[[ INFORMATION PROVIDED, beginning ]]

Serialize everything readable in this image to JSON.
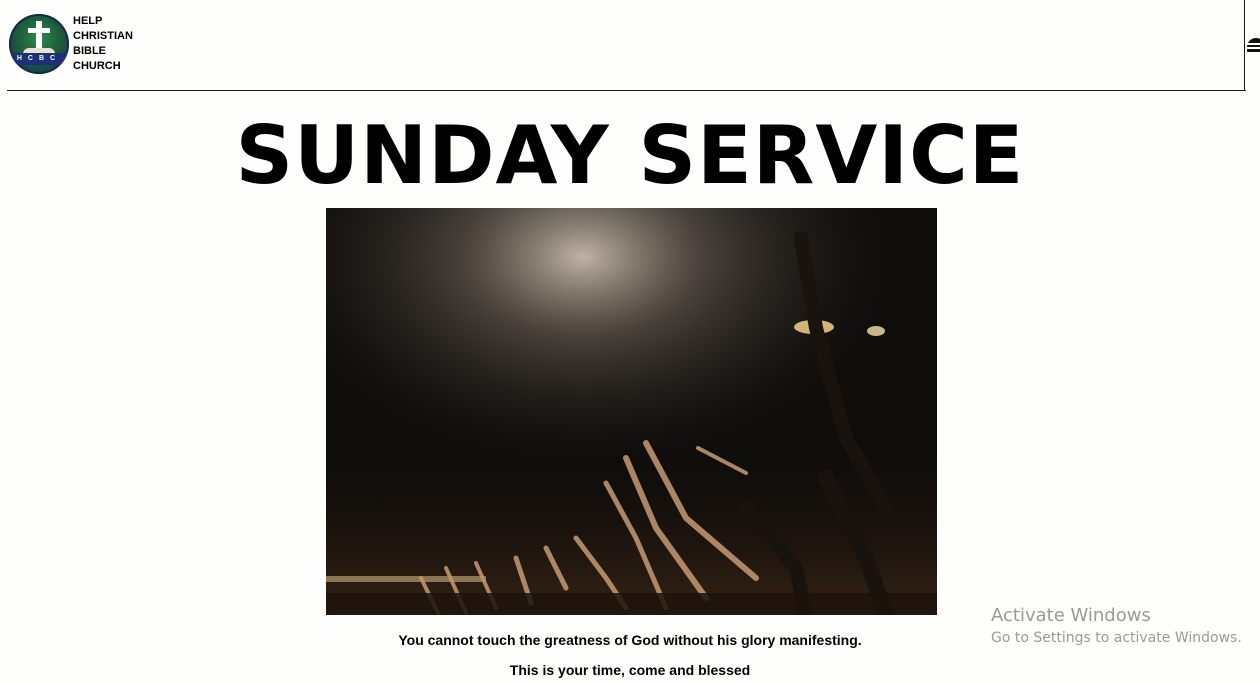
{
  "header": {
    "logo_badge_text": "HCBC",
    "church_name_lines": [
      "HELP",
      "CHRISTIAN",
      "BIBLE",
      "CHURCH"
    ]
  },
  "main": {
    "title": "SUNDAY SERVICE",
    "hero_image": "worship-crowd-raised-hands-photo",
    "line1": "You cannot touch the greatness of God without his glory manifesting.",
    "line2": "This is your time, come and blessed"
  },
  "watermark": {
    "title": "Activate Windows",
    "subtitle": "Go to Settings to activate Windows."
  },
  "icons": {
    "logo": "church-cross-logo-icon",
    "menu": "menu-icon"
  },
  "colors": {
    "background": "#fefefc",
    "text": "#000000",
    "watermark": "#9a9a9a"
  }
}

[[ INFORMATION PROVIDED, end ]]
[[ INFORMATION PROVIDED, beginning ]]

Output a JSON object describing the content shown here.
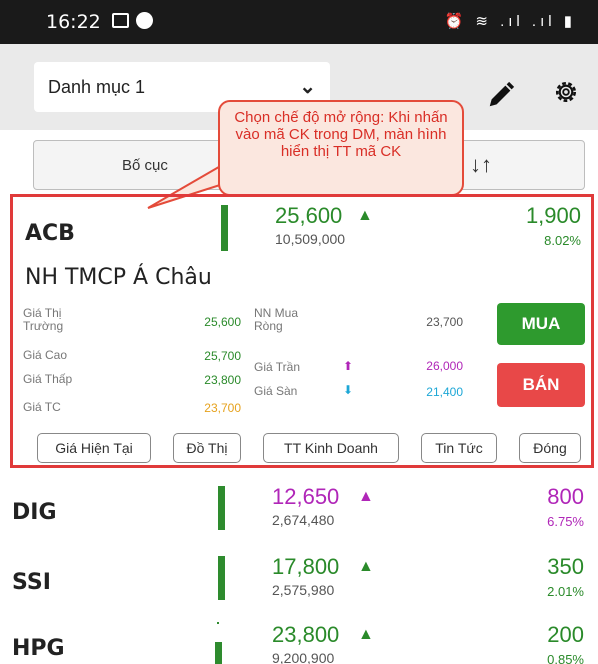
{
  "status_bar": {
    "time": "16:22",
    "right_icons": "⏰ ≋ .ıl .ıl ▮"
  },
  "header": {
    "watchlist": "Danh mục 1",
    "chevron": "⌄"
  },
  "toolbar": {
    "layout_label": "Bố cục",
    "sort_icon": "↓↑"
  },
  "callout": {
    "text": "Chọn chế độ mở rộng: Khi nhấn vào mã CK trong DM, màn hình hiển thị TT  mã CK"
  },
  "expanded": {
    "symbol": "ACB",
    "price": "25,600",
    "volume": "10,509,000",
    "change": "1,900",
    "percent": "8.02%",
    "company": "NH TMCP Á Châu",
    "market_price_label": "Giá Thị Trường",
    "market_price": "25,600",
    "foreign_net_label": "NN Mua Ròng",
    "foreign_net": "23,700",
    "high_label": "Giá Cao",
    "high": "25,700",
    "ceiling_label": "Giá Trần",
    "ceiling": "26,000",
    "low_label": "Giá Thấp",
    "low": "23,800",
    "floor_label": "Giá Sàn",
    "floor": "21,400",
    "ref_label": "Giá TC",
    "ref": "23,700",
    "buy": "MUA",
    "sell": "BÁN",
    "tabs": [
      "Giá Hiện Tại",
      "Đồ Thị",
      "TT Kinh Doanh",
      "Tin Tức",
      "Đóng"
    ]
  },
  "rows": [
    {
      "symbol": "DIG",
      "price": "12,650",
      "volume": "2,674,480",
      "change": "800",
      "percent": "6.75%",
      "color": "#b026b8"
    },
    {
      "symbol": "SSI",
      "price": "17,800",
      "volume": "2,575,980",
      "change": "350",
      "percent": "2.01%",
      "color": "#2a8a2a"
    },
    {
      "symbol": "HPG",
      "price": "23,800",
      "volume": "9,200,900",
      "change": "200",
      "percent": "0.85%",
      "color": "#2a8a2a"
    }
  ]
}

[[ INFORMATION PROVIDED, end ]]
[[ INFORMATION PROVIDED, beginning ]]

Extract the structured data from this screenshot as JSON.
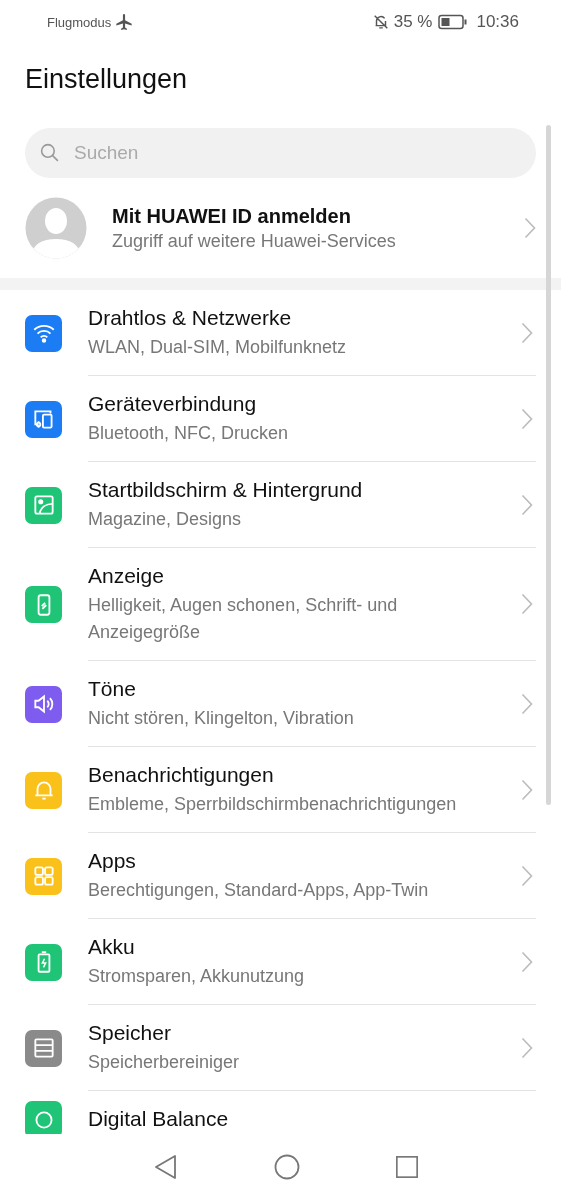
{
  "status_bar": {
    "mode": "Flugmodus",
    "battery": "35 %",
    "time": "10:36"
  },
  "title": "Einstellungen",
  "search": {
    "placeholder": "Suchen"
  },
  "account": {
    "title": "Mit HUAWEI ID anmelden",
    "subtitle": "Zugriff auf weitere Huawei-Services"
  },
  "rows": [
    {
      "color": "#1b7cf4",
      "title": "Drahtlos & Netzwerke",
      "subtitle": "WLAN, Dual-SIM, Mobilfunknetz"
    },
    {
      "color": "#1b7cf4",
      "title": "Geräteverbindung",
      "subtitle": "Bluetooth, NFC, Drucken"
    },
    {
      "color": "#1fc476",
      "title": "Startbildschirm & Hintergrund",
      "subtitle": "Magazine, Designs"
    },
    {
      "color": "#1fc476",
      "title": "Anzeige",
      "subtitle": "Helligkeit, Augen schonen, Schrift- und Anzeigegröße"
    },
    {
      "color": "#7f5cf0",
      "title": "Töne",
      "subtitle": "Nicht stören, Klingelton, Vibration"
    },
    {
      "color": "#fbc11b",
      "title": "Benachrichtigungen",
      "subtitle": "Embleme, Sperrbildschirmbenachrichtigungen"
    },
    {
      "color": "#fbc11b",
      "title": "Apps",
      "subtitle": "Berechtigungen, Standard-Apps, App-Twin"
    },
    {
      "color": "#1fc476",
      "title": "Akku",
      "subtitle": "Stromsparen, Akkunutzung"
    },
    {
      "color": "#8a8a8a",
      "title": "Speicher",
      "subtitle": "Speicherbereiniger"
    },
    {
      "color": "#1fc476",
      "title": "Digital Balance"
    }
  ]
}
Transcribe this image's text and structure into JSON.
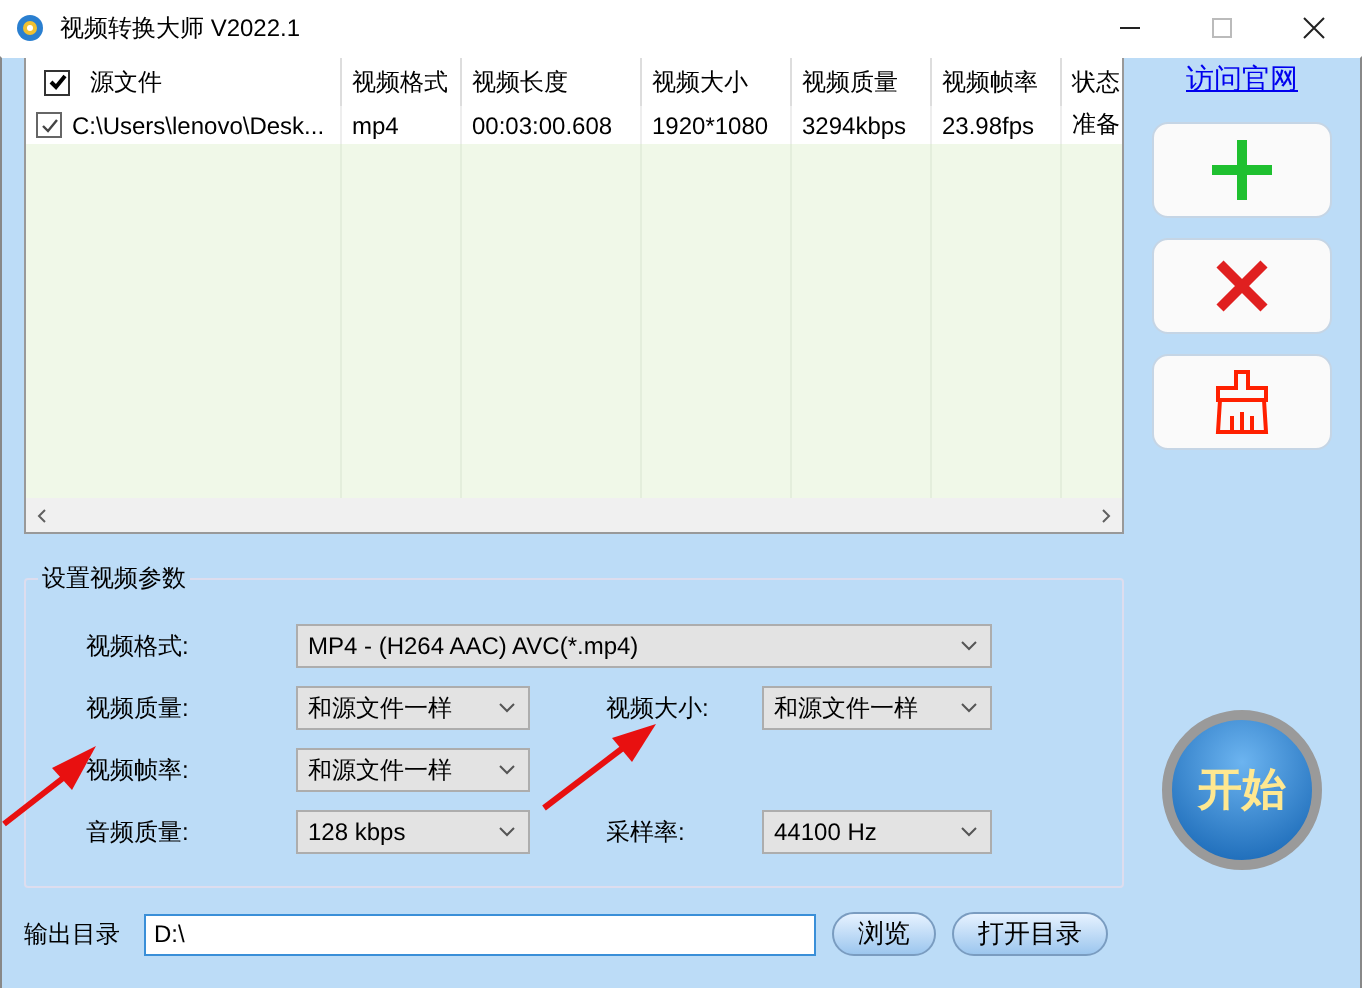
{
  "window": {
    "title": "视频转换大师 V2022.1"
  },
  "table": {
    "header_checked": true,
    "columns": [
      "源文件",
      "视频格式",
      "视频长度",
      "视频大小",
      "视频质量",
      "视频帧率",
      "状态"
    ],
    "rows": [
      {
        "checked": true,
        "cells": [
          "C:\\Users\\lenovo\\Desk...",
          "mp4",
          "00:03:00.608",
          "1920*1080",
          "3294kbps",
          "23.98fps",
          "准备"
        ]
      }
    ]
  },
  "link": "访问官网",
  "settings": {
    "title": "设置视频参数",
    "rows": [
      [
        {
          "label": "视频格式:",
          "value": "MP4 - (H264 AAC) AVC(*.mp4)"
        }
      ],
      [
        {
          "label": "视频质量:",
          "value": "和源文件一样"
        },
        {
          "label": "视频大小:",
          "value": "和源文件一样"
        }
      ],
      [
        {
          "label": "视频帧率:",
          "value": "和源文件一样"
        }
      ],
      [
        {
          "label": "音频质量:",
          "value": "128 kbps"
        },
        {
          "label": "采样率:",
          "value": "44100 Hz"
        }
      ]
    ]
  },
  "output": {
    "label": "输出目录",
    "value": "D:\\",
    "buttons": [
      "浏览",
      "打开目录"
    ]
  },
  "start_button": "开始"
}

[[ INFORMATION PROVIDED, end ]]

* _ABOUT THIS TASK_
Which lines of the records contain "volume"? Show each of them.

* _PROBLEM SOLUTION_
    "volume": "10,509,000",
      "volume": "2,674,480",
      "volume": "2,575,980",
      "volume": "9,200,900",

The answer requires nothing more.